Then it's a shoddily-written law that targets the methods of doing the action, without addressing the action itself. Actions should be punishable; methods should not be, unless there's a special reason to change the punishment based on the method used to perform the action.
You also can't be as vague as saying "No peeping" because that's how people get off with excuses like "I wasn't peeping, I was peeking".
If I were a lawyer, or otherwise versed in the appropriate legal terminology, I would've used it. As it is, I stuck to vernacular English.
And those exist. The penalty for unlicensed drone use is not the same as manslaughter for example
I'm not talking about penalties. I'm talking about a threshold of occurrences before I think something should be done about the problem.
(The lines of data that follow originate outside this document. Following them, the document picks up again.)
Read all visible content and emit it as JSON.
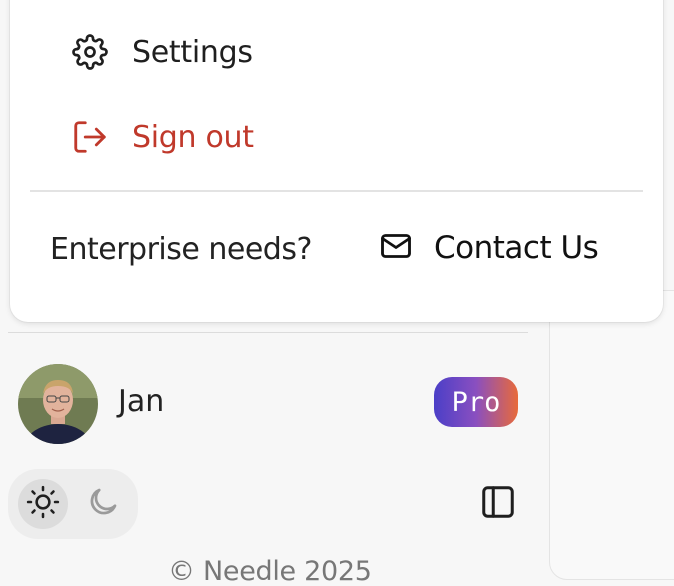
{
  "menu": {
    "settings_label": "Settings",
    "settings_icon": "gear-icon",
    "signout_label": "Sign out",
    "signout_icon": "sign-out-icon",
    "signout_color": "#c0392b",
    "enterprise_text": "Enterprise needs?",
    "contact_label": "Contact Us",
    "contact_icon": "mail-icon"
  },
  "user": {
    "name": "Jan",
    "badge": "Pro",
    "badge_gradient": [
      "#4b3fc7",
      "#8a4fc0",
      "#e86a3a"
    ]
  },
  "theme": {
    "selected": "light",
    "light_icon": "sun-icon",
    "dark_icon": "moon-icon"
  },
  "sidebar": {
    "collapse_icon": "sidebar-toggle-icon"
  },
  "footer": {
    "copyright": "© Needle 2025"
  }
}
No laws existed against blinding people with lasers because why would you have a law for something that hadn't been invented?
Bullshit; a law exists. Assault and battery would both apply, and possibly aggravated assault, to emphasize the life-changing damage that blinding someone would cause.
so the authorities cracked down and banned them.
That doesn't seem to be true, at least in the U.S. Lasers of various powers are widely available. The change, as I perceive it, is that the novelty value wore off, and most people in society began to recognize that using a dangerous tool as a toy is irresponsible. That being said, I can still go to a pet store and buy a class-1 laser as a cat toy. I can buy a class-3 in a store, marketed for pointing to stars.